Thirty hides at Calbourne were purportedly granted to the church of Winchester by King Ecgbert in 826. It is likely that the charter is a fabrication of the 10thc. Winchester nevertheless appears to have enjoyed possession of this estate from an early date. The bounds detailed in the charter are authentic, delineating an estate bounded by the Solent to the north and the English Channel to the south. It is possible that the Calbourne estate formed part of the quarter of the Isle of Wight granted to St Wilfrid by King Cædwalla in the late 7thc. (Bede, 382–3 (IV 16); Finberg 1964, 216–17; Margham 2006, 91–3). In 1086 Mauger held the church of the bishop of Winchester’s manor of Calbourne, along with half a hide of land (Williams and Erskine 1989, 52v). Calbourne Hundred formed an Episcopal hundred within Bowcombe Hundred (the western half of the Isle of Wight) in Domesday. The manor belonged to the see of Winchester until 1284 (Page 1912). Swainston Manor, just within the Calbourne parish boundary 2 km to the east of the church, had become established as the centre of Winchester’s interests on the Isle of Wight by the late 12thc.





There is no fabric at Calbourne church which can be confidently dated to before the 13thc. However, there is pictorial evidence for the existence of two round headed external doorways before the restoration by Livesay between 1838 and 1842. An illustration of the S side of the church by Englefield in 1802 (reproduced in Stone, 1891) includes a hood-moulded doorway in the S wall of the S aisle. This wall has been refaced, probably during Livesay’s restoration, and the inside of the wall is now plastered over. Tomkins published a view of the church from the north west showing a hood moulded doorway in the north wall of the former north transept, which was rebuilt as the ‘Simeon Chapel’ by Livesay (Tomkins, 1796). Cox commented: 'The font is well worth attention. It is generally described as Early English, and the bowl is octagonal. But in my mind it is of late or Transitional Norman. It was undoubtedly in the first instance square in the bowl, and has had the angles chopped off, possibly in 1842, to improve it into an octagon; thereby destroying the arcading and other rude patterns with which the four faces had originally been carved’ (Cox, 1911, 51). A Romanesque font of similar form at Milborne Port in Somerset received similar treatment at sometime between 1839 and 1888 (Fanning and Wray, 2016, 20). The original design of the east face of the Calbourne font would appear to have been something akin to the double disc in Pictish stone sculpture.
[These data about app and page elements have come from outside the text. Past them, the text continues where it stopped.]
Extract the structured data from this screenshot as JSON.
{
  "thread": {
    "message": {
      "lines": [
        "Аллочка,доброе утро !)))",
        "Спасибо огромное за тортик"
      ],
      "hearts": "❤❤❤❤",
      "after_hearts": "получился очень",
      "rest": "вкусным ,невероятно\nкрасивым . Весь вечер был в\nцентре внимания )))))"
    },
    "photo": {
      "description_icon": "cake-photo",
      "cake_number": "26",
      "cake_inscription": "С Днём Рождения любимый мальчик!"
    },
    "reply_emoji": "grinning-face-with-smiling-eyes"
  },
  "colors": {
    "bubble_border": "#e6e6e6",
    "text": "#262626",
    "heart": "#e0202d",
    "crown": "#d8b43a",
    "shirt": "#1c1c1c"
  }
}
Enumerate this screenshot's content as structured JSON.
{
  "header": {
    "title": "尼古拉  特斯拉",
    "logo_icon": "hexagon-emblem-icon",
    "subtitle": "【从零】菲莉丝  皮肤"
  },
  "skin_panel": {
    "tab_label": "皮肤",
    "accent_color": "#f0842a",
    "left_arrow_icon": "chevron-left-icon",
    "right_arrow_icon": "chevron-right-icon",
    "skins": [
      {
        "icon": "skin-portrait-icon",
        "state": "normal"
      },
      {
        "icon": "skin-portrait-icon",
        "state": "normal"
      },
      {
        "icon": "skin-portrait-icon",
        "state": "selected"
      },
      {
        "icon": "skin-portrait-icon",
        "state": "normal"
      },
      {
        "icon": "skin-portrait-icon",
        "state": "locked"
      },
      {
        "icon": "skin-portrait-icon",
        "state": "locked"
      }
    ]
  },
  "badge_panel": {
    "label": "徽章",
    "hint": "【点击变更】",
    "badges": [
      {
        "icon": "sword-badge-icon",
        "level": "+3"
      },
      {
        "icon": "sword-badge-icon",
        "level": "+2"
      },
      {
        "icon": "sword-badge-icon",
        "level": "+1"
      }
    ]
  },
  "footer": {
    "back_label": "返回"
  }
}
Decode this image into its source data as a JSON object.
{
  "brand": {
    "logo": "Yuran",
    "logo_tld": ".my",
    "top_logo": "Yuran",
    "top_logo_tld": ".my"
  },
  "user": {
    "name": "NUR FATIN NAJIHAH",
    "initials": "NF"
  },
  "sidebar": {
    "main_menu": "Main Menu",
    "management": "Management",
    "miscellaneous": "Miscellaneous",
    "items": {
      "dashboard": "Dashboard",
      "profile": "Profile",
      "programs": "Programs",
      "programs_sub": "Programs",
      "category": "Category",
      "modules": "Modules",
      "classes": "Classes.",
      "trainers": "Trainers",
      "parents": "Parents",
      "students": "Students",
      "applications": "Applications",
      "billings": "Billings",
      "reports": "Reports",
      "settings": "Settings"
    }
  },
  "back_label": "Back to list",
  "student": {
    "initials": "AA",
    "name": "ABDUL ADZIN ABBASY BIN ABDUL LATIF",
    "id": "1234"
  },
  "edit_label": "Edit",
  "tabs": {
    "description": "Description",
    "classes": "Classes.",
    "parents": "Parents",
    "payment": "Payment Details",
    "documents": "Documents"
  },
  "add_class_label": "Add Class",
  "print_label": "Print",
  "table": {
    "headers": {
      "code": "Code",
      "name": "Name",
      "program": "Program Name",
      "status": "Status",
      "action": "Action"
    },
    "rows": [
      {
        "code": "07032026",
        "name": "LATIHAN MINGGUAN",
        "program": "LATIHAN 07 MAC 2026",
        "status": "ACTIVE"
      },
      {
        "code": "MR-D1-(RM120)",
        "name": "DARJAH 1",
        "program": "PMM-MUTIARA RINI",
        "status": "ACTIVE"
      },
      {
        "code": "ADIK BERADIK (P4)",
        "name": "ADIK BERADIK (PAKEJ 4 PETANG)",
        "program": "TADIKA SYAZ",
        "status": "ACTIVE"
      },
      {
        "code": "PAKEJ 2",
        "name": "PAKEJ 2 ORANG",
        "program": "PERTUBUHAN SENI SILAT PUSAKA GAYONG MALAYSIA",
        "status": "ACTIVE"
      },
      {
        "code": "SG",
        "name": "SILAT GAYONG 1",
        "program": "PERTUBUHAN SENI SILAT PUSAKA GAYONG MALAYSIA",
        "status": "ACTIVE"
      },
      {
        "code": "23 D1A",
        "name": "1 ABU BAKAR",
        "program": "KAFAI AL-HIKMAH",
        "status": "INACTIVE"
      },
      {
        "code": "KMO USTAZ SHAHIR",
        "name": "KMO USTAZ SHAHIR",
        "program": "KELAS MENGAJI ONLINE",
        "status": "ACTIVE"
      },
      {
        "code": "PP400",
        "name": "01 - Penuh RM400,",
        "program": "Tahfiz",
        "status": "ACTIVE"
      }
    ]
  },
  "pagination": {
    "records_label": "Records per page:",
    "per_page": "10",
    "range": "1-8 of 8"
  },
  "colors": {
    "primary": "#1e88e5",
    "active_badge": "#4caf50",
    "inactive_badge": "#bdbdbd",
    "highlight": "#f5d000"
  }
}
Bede, Historia ecclesiastica gentis Anglorum, ed. & trans. B. Colgrave & R. A. B. Mynors, Bede's The Ecclesiastical History of the English People, OMT, Oxford, 1969.

J. C. Cox, Isle of Wight: its Churches and Religious Houses, George Allen and Sons, London, 1911.

J. Fanning and L. Wray, A short history of the church of St John the Evangelist Milborne Port, Milborne Port History and Hertiage Group Booklet Number 1, 2016.

H. P. R. Finberg, The Early Charters of Wessex, Leicester, 1964.

D. W. Lloyd and N. Pevsner, The Buildings of England: Isle of Wight, Yale University Press, New Haven and London, 2006.

J. Margham, ‘The Anglo-Saxon Charter Bounds of the Isle of Wight, part 1: The West Medine’, Proceedings of the Isle Wight Natural History and Archaeological Society 21, 2006, 77-106.

W. Page (ed.), The Victoria History of the Counties of England: Hampshire and the Isle of Wight 5. Constable, London, 1912.

P. G. Stone, The Architectural Antiquities of the Isle of Wight, volume 2, The West Medine, privately published, 1891.

C. Tomkins, A Tour to the Isle of Wight, volume 2, Kearsley, London, 1796.

A. Williams and R.W.H. Erskine (eds.), The Hampshire Domesday, Alecto Historical Editions, London, 1989.